But look at the Cavs now. They've won six in a row and those victories include double-digit wins over Louisville and Pitt last week. Only one team in that six-game stretch accrued more than 1.03 points per possession (Wake Forest). In the ACC race, they're on Louisville's and North Carolina's heels -- we'll be here all day, folks -- at 8-3 in league play. Maybe they'll win the crown. Perhaps the Cavs won't. They could, however, enter March Madness as one of the nation's most imposing programs. The bad losses might trouble some observers. They should not, however, diminish what's happening in Charlottesville, Virginia, right now.

Anyone want to win the West Coast Conference?

If you're looking for a fun, fascinating mess of a league, then pay attention to the WCC. On Thursday, BYU beat Saint Mary's in a critical conference matchup. Three days later, the Cougars lost to a 6-15 Pacific team (now 7-15). That fourth WCC loss hurt their shot at making a late run at the league's crown. Meanwhile, Gonzaga has won five in a row. Its late-February matchups against Saint Mary's (Feb. 20) and BYU (Feb. 27 on the road) could decide the final hierarchy in the conference. The league's tournament -- and potentially its one shot at an NCAA tournament berth -- should be as exciting as any league tourney in America.
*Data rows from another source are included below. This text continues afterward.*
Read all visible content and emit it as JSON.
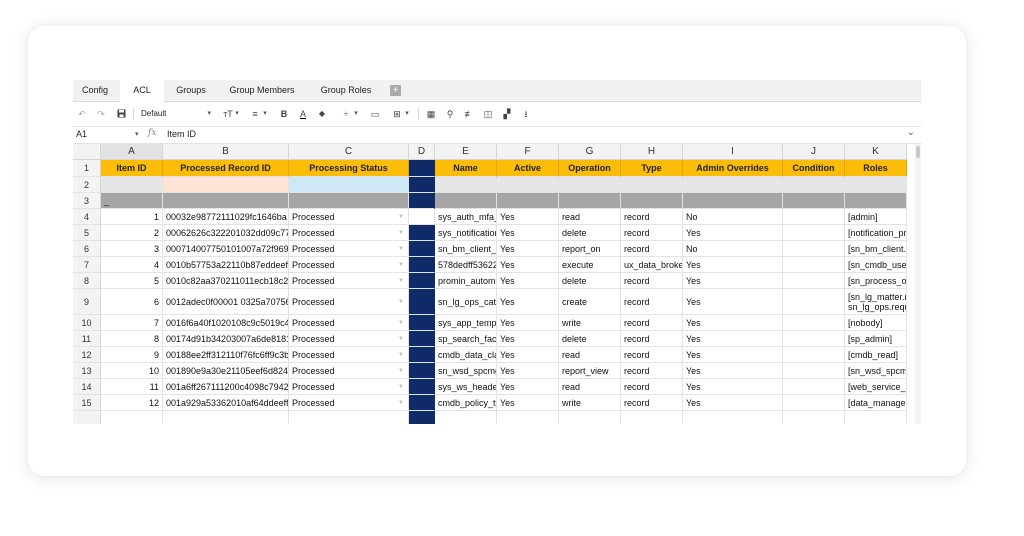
{
  "tabs": [
    "Config",
    "ACL",
    "Groups",
    "Group Members",
    "Group Roles"
  ],
  "active_tab": "ACL",
  "toolbar": {
    "undo": "↶",
    "redo": "↷",
    "save": "💾",
    "font": "Default",
    "font_size": "ᴛT",
    "align": "≡",
    "bold": "B",
    "text_color": "A",
    "fill_color": "◆",
    "valign": "÷",
    "wrap": "▭",
    "borders": "⊞",
    "insert": "▦",
    "search": "⚲",
    "filter": "≢",
    "chart": "◫",
    "group": "▞",
    "download": "⭳",
    "dropdown": "▾"
  },
  "formula_bar": {
    "cell_ref": "A1",
    "fx": "fx",
    "value": "Item ID",
    "expand": "⌄"
  },
  "columns": [
    "A",
    "B",
    "C",
    "D",
    "E",
    "F",
    "G",
    "H",
    "I",
    "J",
    "K"
  ],
  "header_row": [
    "Item ID",
    "Processed Record ID",
    "Processing Status",
    "",
    "Name",
    "Active",
    "Operation",
    "Type",
    "Admin Overrides",
    "Condition",
    "Roles"
  ],
  "row3_marker": "_",
  "rows": [
    {
      "row": "4",
      "id": "1",
      "rec": "00032e98772111029fc1646ba",
      "status": "Processed",
      "name": "sys_auth_mfa_",
      "active": "Yes",
      "op": "read",
      "type": "record",
      "admin": "No",
      "roles": [
        "[admin]"
      ]
    },
    {
      "row": "5",
      "id": "2",
      "rec": "00062626c322201032dd09c77",
      "status": "Processed",
      "name": "sys_notification",
      "active": "Yes",
      "op": "delete",
      "type": "record",
      "admin": "Yes",
      "roles": [
        "[notification_prov"
      ]
    },
    {
      "row": "6",
      "id": "3",
      "rec": "000714007750101007a72f969",
      "status": "Processed",
      "name": "sn_bm_client_r",
      "active": "Yes",
      "op": "report_on",
      "type": "record",
      "admin": "No",
      "roles": [
        "[sn_bm_client.be"
      ]
    },
    {
      "row": "7",
      "id": "4",
      "rec": "0010b57753a22110b87eddeeff",
      "status": "Processed",
      "name": "578dedff53622",
      "active": "Yes",
      "op": "execute",
      "type": "ux_data_broke",
      "admin": "Yes",
      "roles": [
        "[sn_cmdb_user]"
      ]
    },
    {
      "row": "8",
      "id": "5",
      "rec": "0010c82aa370211011ecb18c2e",
      "status": "Processed",
      "name": "promin_automa",
      "active": "Yes",
      "op": "delete",
      "type": "record",
      "admin": "Yes",
      "roles": [
        "[sn_process_opti"
      ]
    },
    {
      "row": "9",
      "id": "6",
      "rec": "0012adec0f00001 0325a70756e",
      "status": "Processed",
      "name": "sn_lg_ops_cate",
      "active": "Yes",
      "op": "create",
      "type": "record",
      "admin": "Yes",
      "roles": [
        "[sn_lg_matter.ma",
        "sn_lg_ops.reque"
      ]
    },
    {
      "row": "10",
      "id": "7",
      "rec": "0016f6a40f1020108c9c5019c47",
      "status": "Processed",
      "name": "sys_app_templ",
      "active": "Yes",
      "op": "write",
      "type": "record",
      "admin": "Yes",
      "roles": [
        "[nobody]"
      ]
    },
    {
      "row": "11",
      "id": "8",
      "rec": "00174d91b34203007a6de8181",
      "status": "Processed",
      "name": "sp_search_face",
      "active": "Yes",
      "op": "delete",
      "type": "record",
      "admin": "Yes",
      "roles": [
        "[sp_admin]"
      ]
    },
    {
      "row": "12",
      "id": "9",
      "rec": "00188ee2ff312110f76fc6ff9c3bf",
      "status": "Processed",
      "name": "cmdb_data_cla",
      "active": "Yes",
      "op": "read",
      "type": "record",
      "admin": "Yes",
      "roles": [
        "[cmdb_read]"
      ]
    },
    {
      "row": "13",
      "id": "10",
      "rec": "001890e9a30e21105eef6d8246",
      "status": "Processed",
      "name": "sn_wsd_spcmg",
      "active": "Yes",
      "op": "report_view",
      "type": "record",
      "admin": "Yes",
      "roles": [
        "[sn_wsd_spcmgm"
      ]
    },
    {
      "row": "14",
      "id": "11",
      "rec": "001a6ff267111200c4098c79424",
      "status": "Processed",
      "name": "sys_ws_heade",
      "active": "Yes",
      "op": "read",
      "type": "record",
      "admin": "Yes",
      "roles": [
        "[web_service_adr"
      ]
    },
    {
      "row": "15",
      "id": "12",
      "rec": "001a929a53362010af64ddeeff7",
      "status": "Processed",
      "name": "cmdb_policy_ty",
      "active": "Yes",
      "op": "write",
      "type": "record",
      "admin": "Yes",
      "roles": [
        "[data_manager_a"
      ]
    }
  ],
  "colors": {
    "header_fill": "#fbbd08",
    "accent_column": "#0f2a66",
    "peach": "#fce3d6",
    "light_blue": "#cfe8f6"
  }
}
Wichita State probably needs the MVC tourney title now to Dance
Prior to Saturday's loss at Illinois State, the Shockers had made a respectable case to the NCAA's selection committee that their poor showing earlier this season while Fred Van Vleet missed multiple games due to a hamstring injury should not be viewed as a serious blemish on their résumé by smashing everyone they faced in MVC play. But Illinois State's RPI of 124 severely damages Wichita State's at-large argument. The Shockers are 3-5 against the top 100 and 2-5 against the top 50. That's not the sexiest résumé for a team that's competing in a mid-major conference.

Wichita State will enter Arch Madness as the favorite and perhaps desperate for the league's tourney title, which might be its only ticket to the Big Dance.
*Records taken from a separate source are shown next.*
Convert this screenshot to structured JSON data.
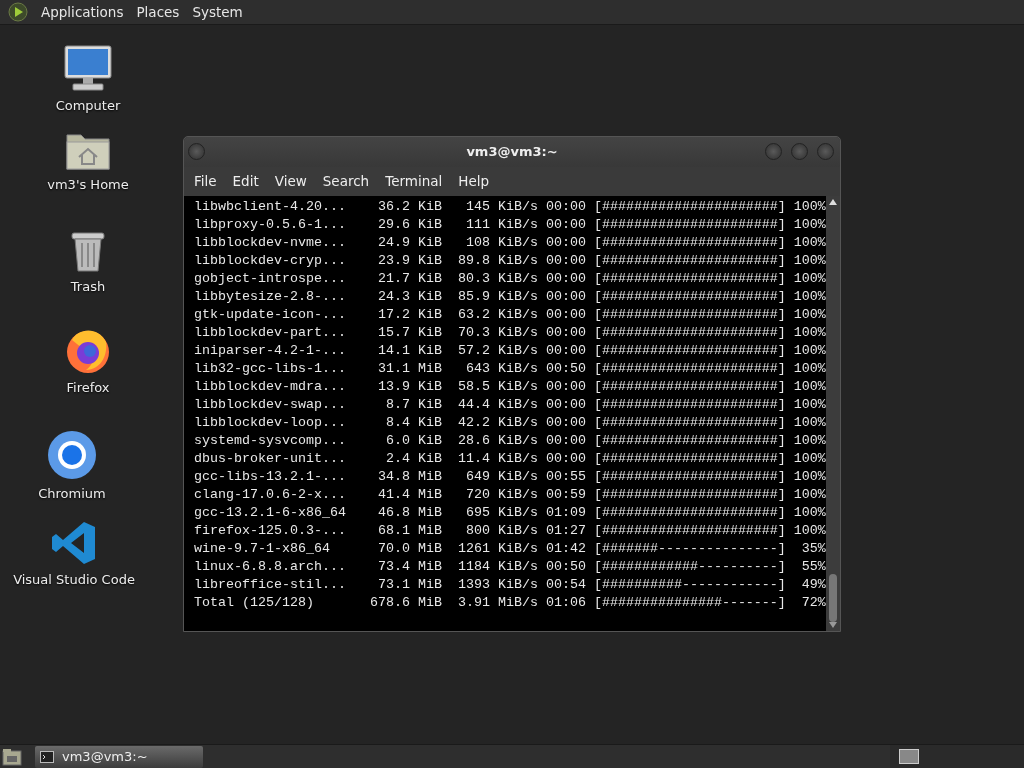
{
  "top_panel": {
    "menus": [
      "Applications",
      "Places",
      "System"
    ]
  },
  "desktop_icons": [
    {
      "kind": "computer",
      "label": "Computer"
    },
    {
      "kind": "home",
      "label": "vm3's Home"
    },
    {
      "kind": "trash",
      "label": "Trash"
    },
    {
      "kind": "firefox",
      "label": "Firefox"
    },
    {
      "kind": "chromium",
      "label": "Chromium"
    },
    {
      "kind": "vscode",
      "label": "Visual Studio Code"
    }
  ],
  "terminal": {
    "title": "vm3@vm3:~",
    "menu": [
      "File",
      "Edit",
      "View",
      "Search",
      "Terminal",
      "Help"
    ],
    "lines": [
      "libwbclient-4.20...    36.2 KiB   145 KiB/s 00:00 [######################] 100%",
      "libproxy-0.5.6-1...    29.6 KiB   111 KiB/s 00:00 [######################] 100%",
      "libblockdev-nvme...    24.9 KiB   108 KiB/s 00:00 [######################] 100%",
      "libblockdev-cryp...    23.9 KiB  89.8 KiB/s 00:00 [######################] 100%",
      "gobject-introspe...    21.7 KiB  80.3 KiB/s 00:00 [######################] 100%",
      "libbytesize-2.8-...    24.3 KiB  85.9 KiB/s 00:00 [######################] 100%",
      "gtk-update-icon-...    17.2 KiB  63.2 KiB/s 00:00 [######################] 100%",
      "libblockdev-part...    15.7 KiB  70.3 KiB/s 00:00 [######################] 100%",
      "iniparser-4.2-1-...    14.1 KiB  57.2 KiB/s 00:00 [######################] 100%",
      "lib32-gcc-libs-1...    31.1 MiB   643 KiB/s 00:50 [######################] 100%",
      "libblockdev-mdra...    13.9 KiB  58.5 KiB/s 00:00 [######################] 100%",
      "libblockdev-swap...     8.7 KiB  44.4 KiB/s 00:00 [######################] 100%",
      "libblockdev-loop...     8.4 KiB  42.2 KiB/s 00:00 [######################] 100%",
      "systemd-sysvcomp...     6.0 KiB  28.6 KiB/s 00:00 [######################] 100%",
      "dbus-broker-unit...     2.4 KiB  11.4 KiB/s 00:00 [######################] 100%",
      "gcc-libs-13.2.1-...    34.8 MiB   649 KiB/s 00:55 [######################] 100%",
      "clang-17.0.6-2-x...    41.4 MiB   720 KiB/s 00:59 [######################] 100%",
      "gcc-13.2.1-6-x86_64    46.8 MiB   695 KiB/s 01:09 [######################] 100%",
      "firefox-125.0.3-...    68.1 MiB   800 KiB/s 01:27 [######################] 100%",
      "wine-9.7-1-x86_64      70.0 MiB  1261 KiB/s 01:42 [#######---------------]  35%",
      "linux-6.8.8.arch...    73.4 MiB  1184 KiB/s 00:50 [############----------]  55%",
      "libreoffice-stil...    73.1 MiB  1393 KiB/s 00:54 [##########------------]  49%",
      "Total (125/128)       678.6 MiB  3.91 MiB/s 01:06 [###############-------]  72%"
    ]
  },
  "taskbar": {
    "tasks": [
      {
        "label": "vm3@vm3:~",
        "selected": true
      }
    ]
  }
}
Beat the Buzzer

North Carolina's defense an ongoing concern
Notre Dame made just 3 of its 16 3-pointers (18.8 percent) and still managed to complete a come-from-behind win (the Fighting Irish were down by 15 in the first half) against North Carolina on Saturday. That also shows that Notre Dame beat North Carolina's defense inside the arc. The loss also demonstrated the gap between UNC's offense and defense (15th in net efficiency). The Tar Heels gave up 1.19 PPP on Saturday. Their raw numbers show they've given up 0.98 PPP this season -- 259th nationally.

Craig Victor's impact
The Arizona transfer has averaged 12.7 PPG and 6.3 RPG since he became eligible for LSU in mid-December. His rugged play inside (he rebounds 9.6 percent of his team's misses when he's on the floor, per KenPom.com) has changed the program. If the Tigers find a way to stay on top of the SEC, Victor will definitely factor into the outcome.
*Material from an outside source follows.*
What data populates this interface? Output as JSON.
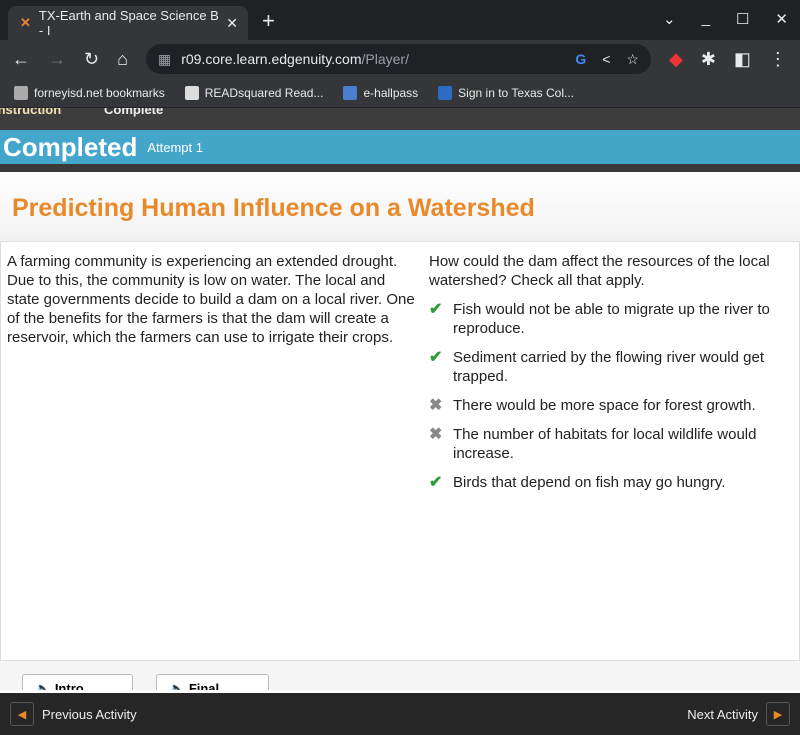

Arizona could still be the team to beat in the Pac-12
Still feels like Arizona could end the season as the team on top of the Pac-12, right? With Ryan Anderson rolling and Allonzo Trier back in the mix, the Wildcats can handle any team in the league. Plus, five of their final seven Pac-12 games will be played at the McKale Center in Tucson, Arizona, where one opponent (Oregon on Jan. 28) has won since Feb. 10, 2013 (California).

Kentucky intriguing, if nothing else
Who knows which Kentucky will show up in March. But when they're at their best, the Wildcats are both intriguing and daunting. They outscored Florida, one of America's most efficient defensive units, 50-32 in the first half of their 80-61 win at Rupp Arena on Saturday. Navy and Florida Gulf Coast failed to score more than 50 points in two halves against Florida. Michigan State registered just 58 points against the Gators.

That's somebody's child, Kansas State forward Wesley Iwundu!!!
So a win over a No. 1 Oklahoma team wasn't enough for you, Wesley? You had to dunk all over Norman, Oklahoma, too. Why'd you do this? (You should see it.)